The type of food cooked is one on the main cultural issues; our food requires cooking, frying and all these can not be done with one single type of cooker.
Of course, Parabolic cooker or Scheffler’s can perform all tasks, but they are costly. In fact in Andhra, some villages are depending on Parabolic type of solar cookers for preparing tit bits for selling in the local market.
Cooking outside in the sun is not popular and in summer it would be difficult.
Most of the families, including farmers and daily laborers, prefer to cook food early in the morning, so that the members can carry food to work, and this is not possible with solar cookers. Besides eating food cooked previous day is still a taboo in villages as well.
Another important issue is the failure of solar cooker due to cloudy weather. Even if this happens on a single day, it is a big deterrent.
These were some of the cultural issues I faced some 30 years ago when I had launched solar cooker campaign. They still linger as it is very difficult to get over old habits and customs.
The global alliance, at this stage, hasn’t yet got a lot of material on their website about how they mean to tackle these issues beyond a focus on assisting the private sector rather than direct action. This should, in theory, help – if people are trying to make a quid out of selling these stoves to consumers, they’ll need to meet customer preferences if they want to stay in business. You can also make a cheap shot at the difference between the scale of the problem and the scale of the response – the $50 million in seed money constitutes roughly one quarter of the daily spend on the US military deployment to Afghanistan.

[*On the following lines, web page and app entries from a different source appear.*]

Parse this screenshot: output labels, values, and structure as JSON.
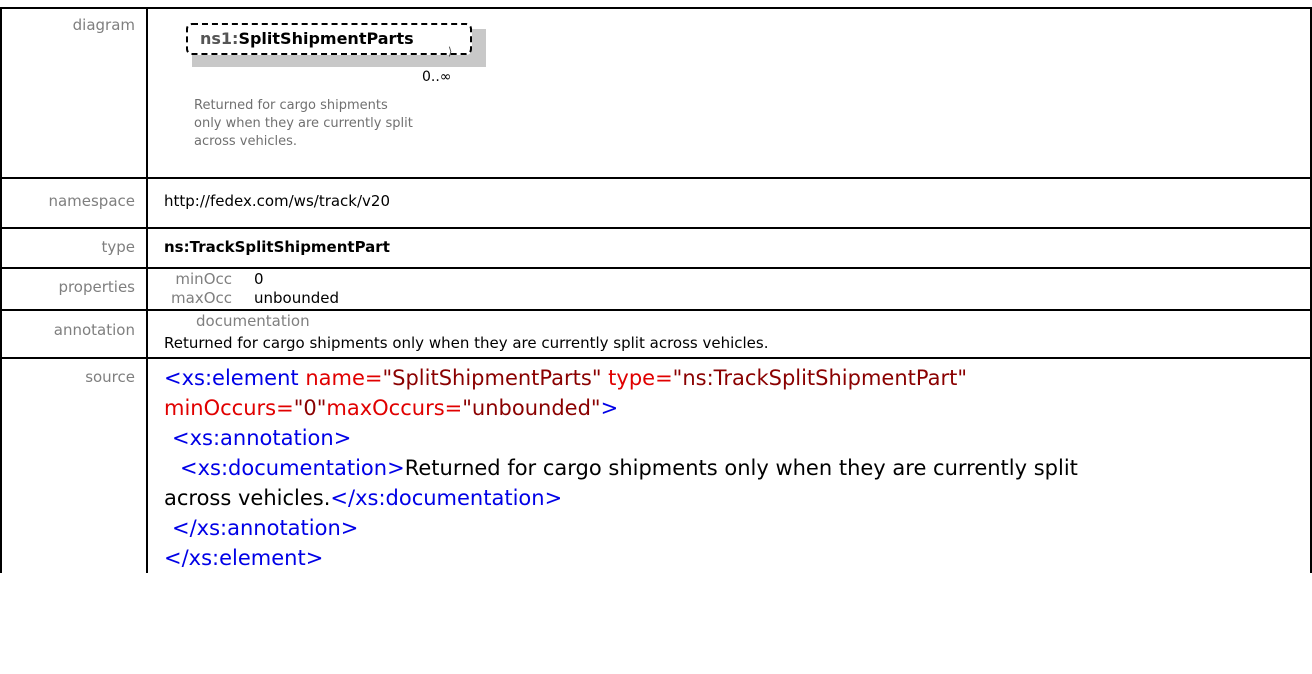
{
  "labels": {
    "diagram": "diagram",
    "namespace": "namespace",
    "type": "type",
    "properties": "properties",
    "annotation": "annotation",
    "source": "source"
  },
  "diagram": {
    "prefix": "ns1:",
    "name": "SplitShipmentParts",
    "occurrence": "0..∞",
    "doc_lines": [
      "Returned for cargo shipments",
      "only when they are currently split",
      "across vehicles."
    ]
  },
  "namespace": "http://fedex.com/ws/track/v20",
  "type": "ns:TrackSplitShipmentPart",
  "properties": {
    "minOcc_label": "minOcc",
    "minOcc_value": "0",
    "maxOcc_label": "maxOcc",
    "maxOcc_value": "unbounded"
  },
  "annotation": {
    "label": "documentation",
    "text": "Returned for cargo shipments only when they are currently split across vehicles."
  },
  "source": {
    "open_tag": "<xs:element",
    "attr_name": " name=",
    "attr_name_val": "\"SplitShipmentParts\"",
    "attr_type": " type=",
    "attr_type_val": "\"ns:TrackSplitShipmentPart\"",
    "attr_min": "minOccurs=",
    "attr_min_val": "\"0\"",
    "attr_max": "maxOccurs=",
    "attr_max_val": "\"unbounded\"",
    "gt": ">",
    "ann_open": "<xs:annotation>",
    "doc_open_tag": "<xs:documentation",
    "doc_open_gt": ">",
    "doc_text_1": "Returned for cargo shipments only when they are currently split",
    "doc_text_2": "across vehicles.",
    "doc_close": "</xs:documentation>",
    "ann_close": "</xs:annotation>",
    "el_close": "</xs:element>"
  },
  "colors": {
    "tag": "#0000e6",
    "attribute_name": "#e00000",
    "attribute_value": "#8a0000",
    "label": "#7f7f7f"
  }
}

But it’s a start. Let’s hope that this effort actually goes somewhere.
UPDATE: If you’re interested in the kind of technologies that might be applied, have a look at the Ashden Awards, particularly their report on some of the issues, including barriers to adoption. Hat tip to Ken Lovell in comments.
More update: dk.au points to a post on Aidwatch which also discusses some of these issues – notably, the importance of user-centered design and good marketing.